#### Discord

In 2012, Mile Gu and Helen Chrzanowski demonstrated the operational significance of discord [8]. The amount of discord consumed in encoding information can only be accessed fully by coherent quantum interactions. The inability to access this information by any other means allow us to use discord to directly quantify this quantum advantage. In 2014, Sara Hosseini introduced and experimentally demonstrate an efficient technique to verify quantum discord in unknown Gaussian states [9].

In 2018, Mark Bradshaw examined the quantum discord of a multipatite state in the experimentally relevant case when the quantum states are Gaussian and the measurements are restricted to Gaussian measurements [10]. We find that by adding uncorrelated noise and multiplicative noise, the quantum discord always decreases. However, correlated noise can either increase or decrease the quantum discord. We also find that for low noise, the optimal classical measurements are single quadrature measurements. As the noise increases, a dual quadrature measurement becomes optimal.

#### Nonlinear entanglement

Traditional entanglement describes linear correlations between two objects in terms of pairs of conjugate observables. In 2015, Shen Yong showed that with a third-order nonlinear interaction, the correlations between the two objects can now be highly nonlinear [11]. This can be used to generate the [cat state]](nonlinear_entanglement.mp4) or even the *Sydney opera house state*.

#### Continuous variable Bell violation

A Bell inequality is a fundamental test to rule out local hidden variable model descriptions of correlations between two physically separated systems. There have been a number of experiments in which a Bell inequality has been violated using discrete-variable systems. In 2018, Oliver Thearle demonstrate a violation of Bells inequality using continuous variable quadrature measurements [12]. By creating a four-mode entangled state with homodyne detection, we recorded a clear violation with a Bell value of 2.31. This opens new possibilities for using continuous variable states for device independent quantum protocols.

#### References

[1] K. McKenzie et al., “Squeezing in the audio gravitational-wave detection band,” Physical review letters, vol. 93, no. 16, p. 161105, 2004.

[2] F. Lenzini et al., “Integrated photonic platform for quantum information with continuous variables,” Science advances, vol. 4, no. 12, p. eaat9331, 2018.

[3] N. B. Grosse, T. Symul, M. Stobińska, T. C. Ralph, and P. K. Lam, “Measuring photon antibunching from continuous variable sideband squeezing,” Physical review letters, vol. 98, no. 15, p. 153603, 2007.

[4] N. B. Grosse, W. P. Bowen, K. McKenzie, and P. K. Lam, “Harmonic entanglement with second-order nonlinearity,” Physical review letters, vol. 96, no. 6, p. 063601, 2006.
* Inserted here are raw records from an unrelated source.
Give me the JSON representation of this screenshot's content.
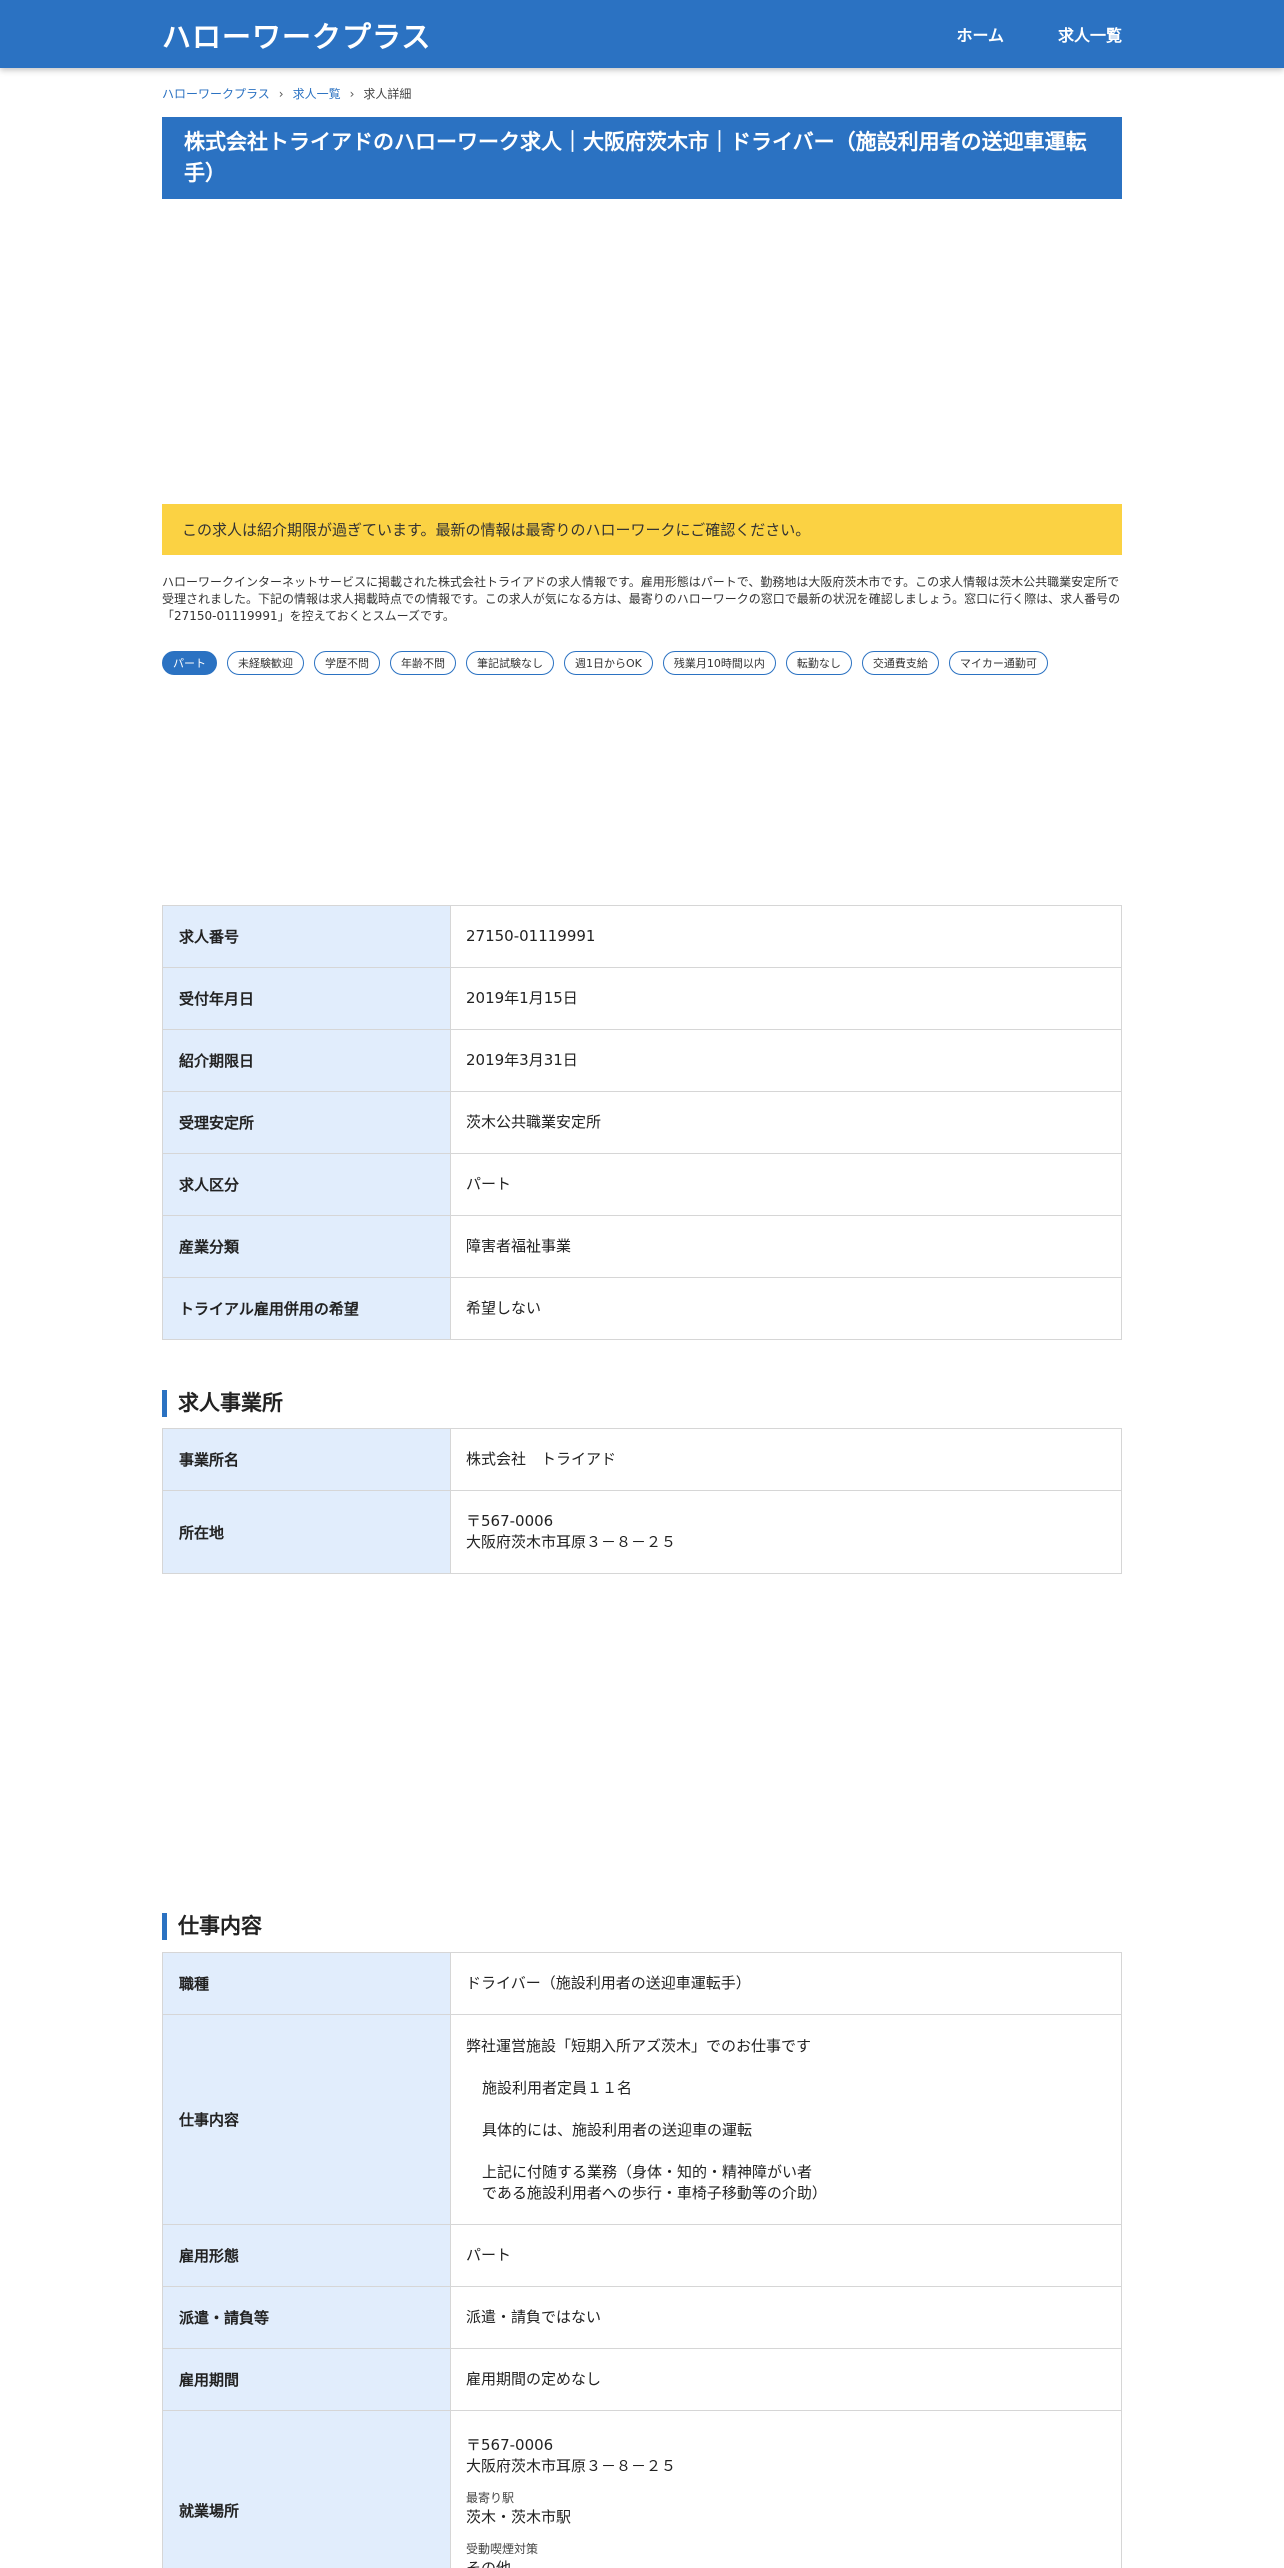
{
  "header": {
    "brand": "ハローワークプラス",
    "nav": [
      "ホーム",
      "求人一覧"
    ]
  },
  "breadcrumb": {
    "items": [
      "ハローワークプラス",
      "求人一覧"
    ],
    "current": "求人詳細"
  },
  "page_title": "株式会社トライアドのハローワーク求人｜大阪府茨木市｜ドライバー（施設利用者の送迎車運転手）",
  "notice": "この求人は紹介期限が過ぎています。最新の情報は最寄りのハローワークにご確認ください。",
  "description": "ハローワークインターネットサービスに掲載された株式会社トライアドの求人情報です。雇用形態はパートで、勤務地は大阪府茨木市です。この求人情報は茨木公共職業安定所で受理されました。下記の情報は求人掲載時点での情報です。この求人が気になる方は、最寄りのハローワークの窓口で最新の状況を確認しましょう。窓口に行く際は、求人番号の「27150-01119991」を控えておくとスムーズです。",
  "tags": [
    "パート",
    "未経験歓迎",
    "学歴不問",
    "年齢不問",
    "筆記試験なし",
    "週1日からOK",
    "残業月10時間以内",
    "転勤なし",
    "交通費支給",
    "マイカー通勤可"
  ],
  "basic_table": [
    {
      "label": "求人番号",
      "value": "27150-01119991"
    },
    {
      "label": "受付年月日",
      "value": "2019年1月15日"
    },
    {
      "label": "紹介期限日",
      "value": "2019年3月31日"
    },
    {
      "label": "受理安定所",
      "value": "茨木公共職業安定所"
    },
    {
      "label": "求人区分",
      "value": "パート"
    },
    {
      "label": "産業分類",
      "value": "障害者福祉事業"
    },
    {
      "label": "トライアル雇用併用の希望",
      "value": "希望しない"
    }
  ],
  "office_section": {
    "title": "求人事業所",
    "name_label": "事業所名",
    "name_value": "株式会社　トライアド",
    "address_label": "所在地",
    "postal": "〒567-0006",
    "address": "大阪府茨木市耳原３－８－２５"
  },
  "job_section": {
    "title": "仕事内容",
    "occupation_label": "職種",
    "occupation_value": "ドライバー（施設利用者の送迎車運転手）",
    "content_label": "仕事内容",
    "content_lines": [
      "弊社運営施設「短期入所アズ茨木」でのお仕事です",
      "施設利用者定員１１名",
      "具体的には、施設利用者の送迎車の運転",
      "上記に付随する業務（身体・知的・精神障がい者",
      "である施設利用者への歩行・車椅子移動等の介助）"
    ],
    "employment_label": "雇用形態",
    "employment_value": "パート",
    "dispatch_label": "派遣・請負等",
    "dispatch_value": "派遣・請負ではない",
    "period_label": "雇用期間",
    "period_value": "雇用期間の定めなし",
    "workplace_label": "就業場所",
    "workplace_postal": "〒567-0006",
    "workplace_address": "大阪府茨木市耳原３－８－２５",
    "station_label": "最寄り駅",
    "station_value": "茨木・茨木市駅",
    "smoking_label": "受動喫煙対策",
    "smoking_value": "その他"
  }
}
[5] N. B. Grosse, S. Assad, M. Mehmet, R. Schnabel, T. Symul, and P. K. Lam, “Observation of entanglement between two light beams spanning an octave in optical frequency,” Physical review letters, vol. 100, no. 24, p. 243601, 2008.

[6] H. M. Chrzanowski et al., “Photon-number discrimination without a photon counter and its application to reconstructing non-Gaussian states,” Phys. Rev. A, vol. 84, no. 5, Nov. 2011.

[7] H. M. Chrzanowski et al., “Reconstruction of photon number conditioned states using phase randomized homodyne measurements,” J. Phys. B: At., Mol. Opt. Phys., vol. 46, no. 10, p. 104009, May 2013.

[8] M. Gu et al., “Observing the operational significance of discord consumption,” Nature Physics, vol. 8, no. 9, p. 671, 2012.

[9] S. Hosseini et al., “Experimental verification of quantum discord in continuous-variable states,” Journal of Physics B: Atomic, Molecular and Optical Physics, vol. 47, no. 2, p. 025503, 2014.

[10] M. Bradshaw, P. K. Lam, and S. M. Assad, “Gaussian multipartite quantum discord from classical mutual information,”Journal of Physics B: Atomic, Molecular and Optical Physics, Vol. 52, No. 24, p. 245501, 2019.

[11] Y. Shen, S. M. Assad, N. B. Grosse, X. Y. Li, M. D. Reid, and P. K. Lam, “Nonlinear entanglement and its application to generating cat states,” Physical review letters, vol. 114, no. 10, p. 100403, 2015.

[12] O. Thearle et al., “Violation of bell’s inequality using continuous variable measurements,” Physical review letters, vol. 120, no. 4, p. 040406, 2018.